Dividing and planting chives, one of my favorite herbs in the kitchen garden. Read more about them and my five other easy to grow favorites here. (I've been using my beloved hand-forged Korean garden tool to do nearly every job in the garden for over 22 years.)
Homegrown culinary herbs are an inexpensive luxury. They're easy to grow, cheap to keep, don't require lots of space or attention, and aren't usually bothered by diseases and pests, making them perfect for the organic garden. They're pretty to look at, bursting with flavor, and far fresher than those pricey little packets at the store, which may have been sprayed with toxic chemicals.
Have you always wanted to try growing your own herbs? Early spring is the perfect time to start an herb garden, and I'm here to give you a little push. You'll find lots of helpful information and inspiration in this post I wrote a while back, Growing and Using Your Own Fresh Herbs: My Six Favorite Varieties.

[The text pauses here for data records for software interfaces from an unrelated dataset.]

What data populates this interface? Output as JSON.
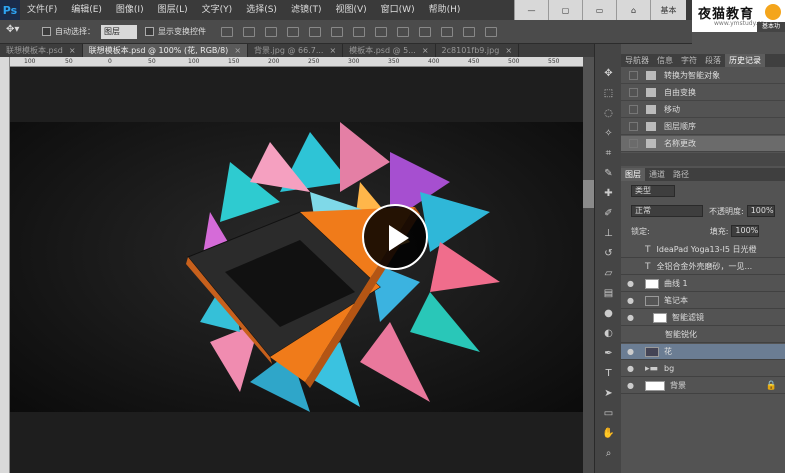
{
  "menubar": {
    "logo": "Ps",
    "items": [
      "文件(F)",
      "编辑(E)",
      "图像(I)",
      "图层(L)",
      "文字(Y)",
      "选择(S)",
      "滤镜(T)",
      "视图(V)",
      "窗口(W)",
      "帮助(H)"
    ],
    "workspace_buttons": [
      "基本"
    ]
  },
  "brand": {
    "title": "夜猫教育",
    "subtitle": "www.ymstudy.cn",
    "workspace": "基本功"
  },
  "options": {
    "auto_select_label": "自动选择：",
    "auto_select_value": "图层",
    "show_transform_label": "显示变换控件"
  },
  "tabs": [
    {
      "label": "联想模板本.psd",
      "active": false
    },
    {
      "label": "联想模板本.psd @ 100% (花, RGB/8)",
      "active": true
    },
    {
      "label": "背景.jpg @ 66.7...",
      "active": false
    },
    {
      "label": "模板本.psd @ 5...",
      "active": false
    },
    {
      "label": "2c8101fb9.jpg",
      "active": false
    }
  ],
  "ruler_top_ticks": [
    "100",
    "50",
    "0",
    "50",
    "100",
    "150",
    "200",
    "250",
    "300",
    "350",
    "400",
    "450",
    "500",
    "550"
  ],
  "history": {
    "tabs": [
      "导航器",
      "信息",
      "字符",
      "段落",
      "历史记录"
    ],
    "items": [
      "转换为智能对象",
      "自由变换",
      "移动",
      "图层顺序",
      "名称更改"
    ]
  },
  "layers": {
    "tabs": [
      "图层",
      "通道",
      "路径"
    ],
    "kind_filter": "类型",
    "blend_mode": "正常",
    "opacity_label": "不透明度:",
    "opacity_value": "100%",
    "lock_label": "锁定:",
    "fill_label": "填充:",
    "fill_value": "100%",
    "rows": [
      {
        "name": "IdeaPad Yoga13-I5 日光橙",
        "type": "text"
      },
      {
        "name": "全铝合金外壳磨砂，一见...",
        "type": "text"
      },
      {
        "name": "曲线 1",
        "type": "adjust"
      },
      {
        "name": "笔记本",
        "type": "smart"
      },
      {
        "name": "智能滤镜",
        "type": "filter"
      },
      {
        "name": "智能锐化",
        "type": "filter-item"
      },
      {
        "name": "花",
        "type": "smart"
      },
      {
        "name": "bg",
        "type": "group"
      },
      {
        "name": "背景",
        "type": "bg"
      }
    ]
  },
  "colors": {
    "laptop_orange": "#f07b1a",
    "selection_blue": "#6b7d93"
  }
}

Chives, basil, Greek oregano, lemon thyme, Italian parsley, and lemon balm have been favorites in my organic kitchen garden for years, not only because they taste good, but because they've all done well in our challenging Missouri conditions. The bounty starts in spring, and I'm often still harvesting well into November. And because the chives, oregano, lemon thyme, and lemon balm are all cold tolerant perennials, that means you plant them once and they come back year after year.
Portable pots of heat loving lemon balm and Greek oregano surrounded by easy to grow Swiss chard in the unheated homemade greenhouse.
One of the nicest things about growing your own herbs is that, unlike many vegetables, you don't need a whole bushel to make a worthwhile harvest; just a little bit will go a long way. Many can be grown in pots, and most herb plants actually benefit from from being regularly snipped back, even when young.
You've really got nothing to lose, especially since young herb seedlings can often be purchased for less than those little "fresh" packets at the supermarket. So even if you end up killing all your plants, you'll most likely have eaten more than your money's worth from them first. Let's get growing!
Looking for more kitchen garden inspiration? Check out these posts.
© FarmgirlFare.com, where a little freshly snipped flavor goes a long way.